A selection of Converse Chuck Taylor shoes are on display for “Converse at the Y”, a silent auction to benefit the center’s kid members from March 21 to 28.
Twenty five artists including “Crafty Chica” Kathy Murillo and her husband Patrick Murillo of Mantastic Crafts, Latino print maker Joe Ray, metal sculptor Pete Deise, and painters J.J. Horner and Jenny Ignaszewski, received a pair of Chucks with no instructions other than to go to town and have them back in a month.
“We didn’t tell them they had to adhere to anything specific like ‘put in the Y logo here’ or something, we just let them go at it,” says Jeff Myers, executive director of the Lincoln YMCA in downtown Phoenix. “I was blown away by the diversity of what we got back.”
The auction was put together to involve community members and benefit the Strong Kids and Families campaign, which allows kids who are unable to pay for a membership to participate in the YMCA and its activities.
Chairman of the board at the YMCA and resident artist Jenny Ignaszewski, took the reigns for the event and put out every artistic connection she knew to generate participants and donations.
Ignaszewski says the most difficult part of organizing the show wasn’t convincing artists to participate or community members to donate — the hardest part was getting 25 pairs of shoes.
“We actually couldn’t get ahold of Converse,” says Ignaszewski regarding how the YMCA got all the shoes for the event.
“But I was at a show with another artist friend and he said Cowtown [Skateboards] had good connections. Sure enough the owner showed up and we were in business.”
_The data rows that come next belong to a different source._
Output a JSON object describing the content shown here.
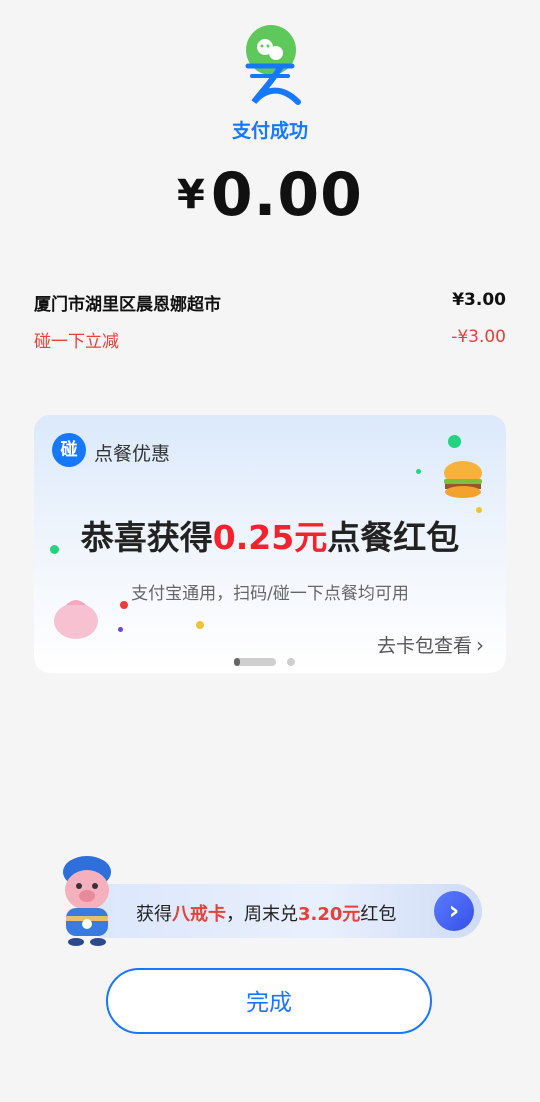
{
  "status": {
    "text": "支付成功"
  },
  "payment": {
    "currency_symbol": "¥",
    "amount": "0.00"
  },
  "items": [
    {
      "label": "厦门市湖里区晨恩娜超市",
      "price": "¥3.00"
    },
    {
      "label": "碰一下立减",
      "price": "-¥3.00"
    }
  ],
  "promo_card": {
    "badge": "碰",
    "label": "点餐优惠",
    "headline_prefix": "恭喜获得",
    "headline_amount": "0.25元",
    "headline_suffix": "点餐红包",
    "subtext": "支付宝通用，扫码/碰一下点餐均可用",
    "link_text": "去卡包查看",
    "pager": {
      "current": 1,
      "total": 2
    }
  },
  "banner": {
    "text_prefix": "获得",
    "text_card": "八戒卡",
    "text_mid": "，周末兑",
    "text_amount": "3.20元",
    "text_suffix": "红包"
  },
  "done_button": {
    "label": "完成"
  },
  "colors": {
    "accent": "#1677ff",
    "discount": "#e5413a",
    "highlight": "#f5222d"
  },
  "icons": {
    "logo": "alipay-success-logo-icon",
    "chevron": "chevron-right-icon",
    "arrow": "arrow-right-icon"
  }
}
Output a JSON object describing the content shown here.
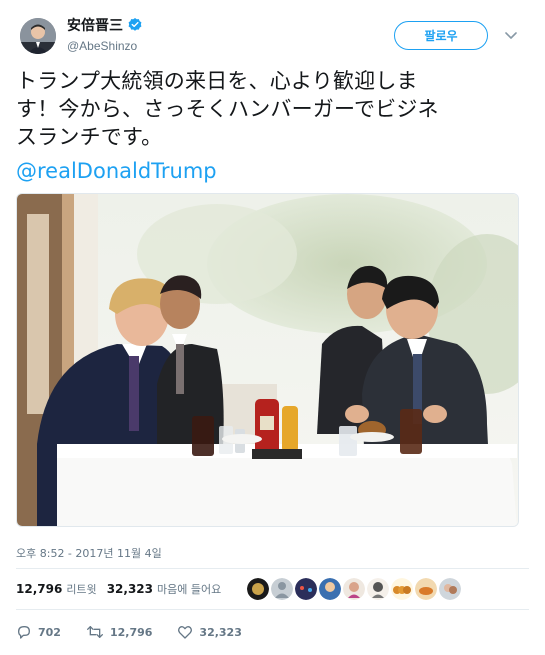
{
  "user": {
    "display_name": "安倍晋三",
    "handle": "@AbeShinzo",
    "verified": true
  },
  "follow_button_label": "팔로우",
  "tweet": {
    "line1": "トランプ大統領の来日を、心より歓迎しま",
    "line2": "す！今から、さっそくハンバーガーでビジネ",
    "line3": "スランチです。",
    "mention": "@realDonaldTrump"
  },
  "timestamp": "오후 8:52 - 2017년 11월 4일",
  "stats": {
    "retweets_count": "12,796",
    "retweets_label": "리트윗",
    "likes_count": "32,323",
    "likes_label": "마음에 들어요"
  },
  "actions": {
    "reply_count": "702",
    "retweet_count": "12,796",
    "like_count": "32,323"
  },
  "colors": {
    "accent": "#1da1f2",
    "text": "#14171a",
    "secondary": "#657786"
  },
  "icons": [
    "verified-badge-icon",
    "chevron-down-icon",
    "reply-icon",
    "retweet-icon",
    "heart-icon"
  ]
}
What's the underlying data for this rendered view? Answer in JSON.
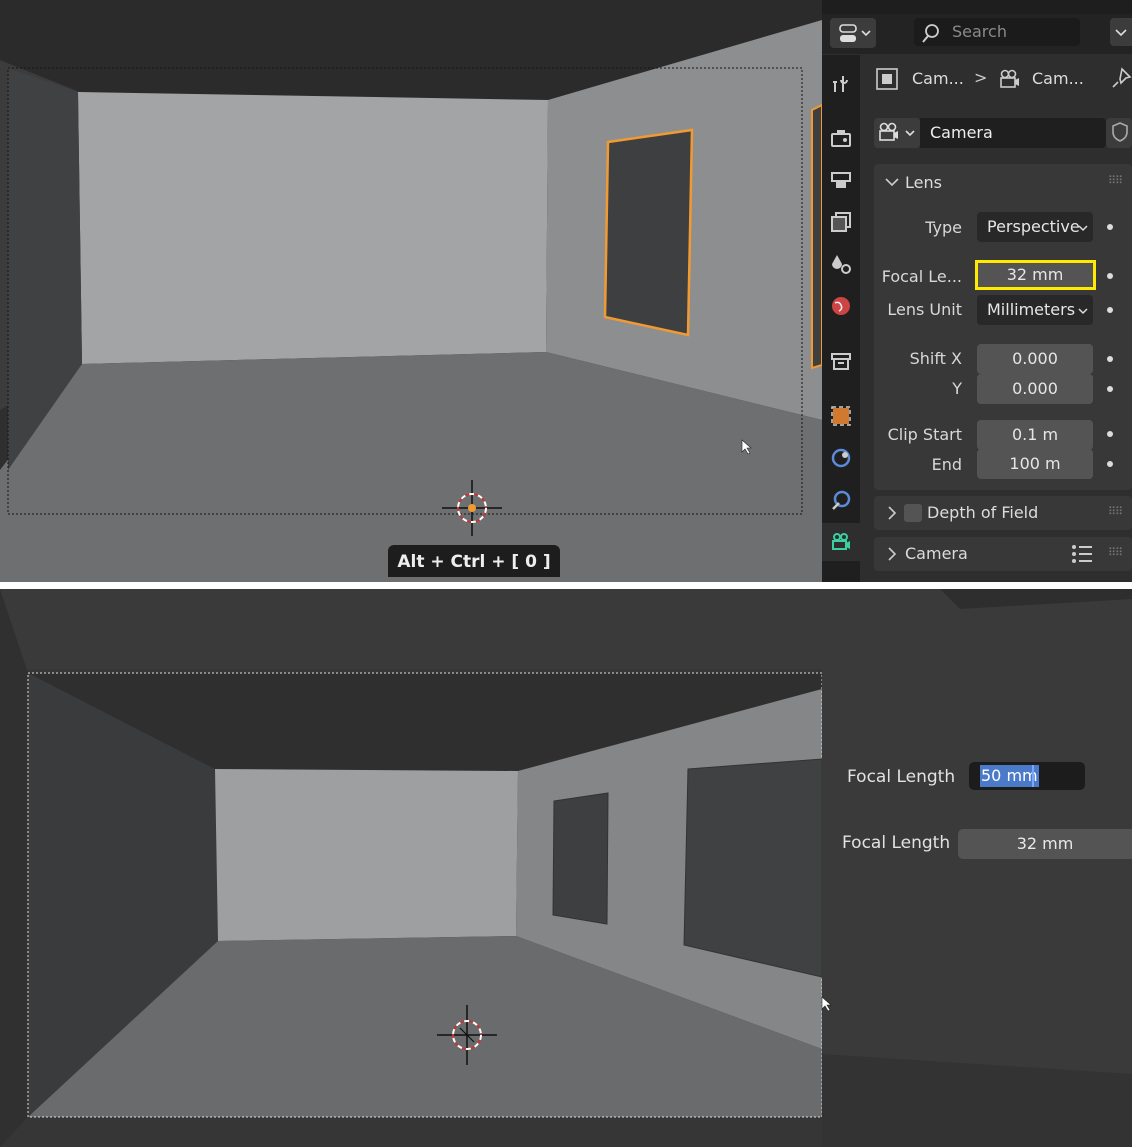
{
  "colors": {
    "selection_outline": "#f29a32",
    "highlight_box": "#ffea00",
    "camera_tab_accent": "#3ad0a0",
    "text_selection": "#4a7ac8"
  },
  "top": {
    "shortcut_overlay": "Alt + Ctrl + [ 0 ]",
    "header": {
      "search_placeholder": "Search",
      "breadcrumb_object": "Cam...",
      "breadcrumb_separator": ">",
      "breadcrumb_data": "Cam..."
    },
    "datablock_name": "Camera",
    "tabs": [
      {
        "icon": "tool-icon"
      },
      {
        "icon": "render-icon"
      },
      {
        "icon": "output-icon"
      },
      {
        "icon": "view-layer-icon"
      },
      {
        "icon": "scene-icon"
      },
      {
        "icon": "world-icon"
      },
      {
        "icon": "collection-icon"
      },
      {
        "icon": "object-icon"
      },
      {
        "icon": "modifier-icon"
      },
      {
        "icon": "constraint-icon"
      },
      {
        "icon": "camera-data-icon"
      }
    ],
    "lens_panel": {
      "title": "Lens",
      "type_label": "Type",
      "type_value": "Perspective",
      "focal_label": "Focal Le...",
      "focal_value": "32 mm",
      "lens_unit_label": "Lens Unit",
      "lens_unit_value": "Millimeters",
      "shift_x_label": "Shift X",
      "shift_x_value": "0.000",
      "shift_y_label": "Y",
      "shift_y_value": "0.000",
      "clip_start_label": "Clip Start",
      "clip_start_value": "0.1 m",
      "clip_end_label": "End",
      "clip_end_value": "100 m"
    },
    "dof_panel": {
      "title": "Depth of Field"
    },
    "camera_panel": {
      "title": "Camera"
    }
  },
  "bottom": {
    "focal_edit_label": "Focal Length",
    "focal_edit_value": "50 mm",
    "focal_label": "Focal Length",
    "focal_value": "32 mm"
  }
}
Cowtown Skateboards in Tempe donated all of the shoes, which, post-decoration, feature tribal designs, superhero themes, metal works and more.
The bidding for each pair starts at $100 with a $1000 “buy now” price for anyone who is particularly in love with a special pair they see.
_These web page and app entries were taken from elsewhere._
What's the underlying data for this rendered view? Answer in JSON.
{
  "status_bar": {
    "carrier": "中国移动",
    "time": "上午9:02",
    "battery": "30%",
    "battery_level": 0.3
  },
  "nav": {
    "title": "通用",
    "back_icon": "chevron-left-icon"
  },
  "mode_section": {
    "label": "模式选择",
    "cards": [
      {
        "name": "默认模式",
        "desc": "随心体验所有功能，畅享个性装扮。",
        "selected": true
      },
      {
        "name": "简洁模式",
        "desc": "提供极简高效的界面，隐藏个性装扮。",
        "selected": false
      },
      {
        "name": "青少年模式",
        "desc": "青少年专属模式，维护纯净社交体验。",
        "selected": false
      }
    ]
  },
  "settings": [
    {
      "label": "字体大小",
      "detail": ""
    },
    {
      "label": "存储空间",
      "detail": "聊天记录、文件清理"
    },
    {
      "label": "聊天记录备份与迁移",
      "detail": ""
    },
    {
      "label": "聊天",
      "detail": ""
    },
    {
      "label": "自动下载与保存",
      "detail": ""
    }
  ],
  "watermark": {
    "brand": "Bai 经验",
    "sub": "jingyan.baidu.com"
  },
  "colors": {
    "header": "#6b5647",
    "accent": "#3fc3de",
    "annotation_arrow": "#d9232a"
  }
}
“Converse at the Y” closes March 28 with a final party counting down the last hours of the auction from 4:30 to 7 p.m. In the meantime, any bids can be made on the shoes in the main lobby of the center during regular business hours.
The Lincoln Family Downtown YMCA is located at 350 N. 1st Ave. in Phoenix.
The Japanese Friendship Garden of Phoenix invites the public to a day-long Open House in suppor of Japan relief efforts and closes the day with a candle-light ceremony in remembrance of the earthquake and tsunami victims.
Waiving its customary admission fees for the day, the Garden invites the public to make donations to various relief agencies with computer assistance provided on site, or cash donations for victim relief efforts, which will be sent to the Japanese Consulate in Los Angeles.
Garden visitors will have the opportunity to fold origami paper cranes, a Japanese symbol of hope, or leave a written note on the Garden’s Wish Trees, thereby sending their thoughts and prayers through the wind and across the globe. The Garden welcomes musicians to bring acoustic instruments for brief interludes of music throughout the day.
Starting at 6:00 pm, a Remembrance Service will be conducted honoring the victims through words and music. Banshiki, a ceremonial song to assist the soul on its journey, will be played by Bobby Avstreih on the Japanese Shakuhachi (bamboo flute).
A Toro Nagashi, or floating lantern, will be lit and set adrift while attendees begin a silent candle-light procession around the Garden’s one acre koi pond.
Saturday, March 26: 10:00 am Garden Open House – 6:00 pm Remembrance Ceremony
Japanese Friendship Garden of Phoenix, located in Margaret T. Hance Park, 1125 North 3rd Avenue, Phoenix, AZ 85003 (Third Avenue, ½ block north of W. Portland Street)
[Source: frances & smeeks]
Save the date, April 5th, 2011
Millions of children grow up without shoes and at risk of infection and disease.
ONE DAY WITHOUT SHOES is the day we take our shoes off to raise awareness of the impact a pair of shoes can have on a child’s life.
We will be walking from Frances to Lux and spending the day barefoot, come join us!!!
Lux will have Lux Bux and we will have goody bags for people that walk with us!!
Keep your eye out for more details!